The lawyers for Goldman and Bank of America/Merrill Lynch have been involved in a legal battle for some time – primarily with the retail giant Overstock.com, but also with Rolling Stone, the Economist, Bloomberg, and the New York Times. The banks have been fighting us to keep sealed certain documents that surfaced in the discovery process of an ultimately unsuccessful lawsuit filed by Overstock against the banks.
Last week, in response to an Overstock.com motion to unseal certain documents, the banks’ lawyers, apparently accidentally, filed an unredacted version of Overstock’s motion as an exhibit in their declaration of opposition to that motion. In doing so, they inadvertently entered into the public record a sort of greatest-hits selection of the very material they’ve been fighting for years to keep sealed.
The lawsuit between Overstock and the banks concerned a phenomenon called naked short-selling, a kind of high-finance counterfeiting that, especially prior to the introduction of new regulations in 2008, short-sellers could use to artificially depress the value of the stocks they’ve bet against. The subject of naked short-selling is a) highly technical, and b) very controversial on Wall Street, with many pundits in the financial press for years treating the phenomenon as the stuff of myths and conspiracy theories.
Now, however, through the magic of this unredacted document, the public will be able to see for itself what the banks’ attitudes are not just toward the “mythical” practice of naked short selling (hint: they volubly confess to the activity, in writing), but toward regulations and laws in general.
Some of the interesting comments were
“Fuck the compliance area – procedures, schmecedures,” chirps Peter Melz, former president of Merrill Lynch Professional Clearing Corp. (a.k.a. Merrill Pro), when a subordinate worries about the company failing to comply with the rules governing short sales.
former Merrill Pro president, Thomas Tranfaglia, saying in a 2005 email: “We are NOT borrowing negatives… I have made that clear from the beginning. Why would we want to borrow them? We want to fail them.” Trafaglia, in other words, didn’t want to bother paying the high cost of borrowing “negative rebate” stocks. Instead, he preferred to just sell stock he didn’t actually possess. That is what is meant by, “We want to fail them.” Trafaglia was talking about creating “fails” or “failed trades,” which is what happens when you don’t actually locate and borrow the stock within the time the law allows for trades to be settled.

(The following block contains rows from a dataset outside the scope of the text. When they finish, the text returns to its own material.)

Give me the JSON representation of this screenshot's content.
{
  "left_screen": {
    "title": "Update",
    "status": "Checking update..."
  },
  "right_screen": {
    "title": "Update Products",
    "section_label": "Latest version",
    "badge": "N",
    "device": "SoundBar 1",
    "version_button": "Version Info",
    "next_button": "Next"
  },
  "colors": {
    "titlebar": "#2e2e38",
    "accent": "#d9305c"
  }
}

naked short selling, in essence, is selling stock you do not have. If you don’t have to actually locate and borrow stock before you short it, you’re creating an artificial supply of stock shares.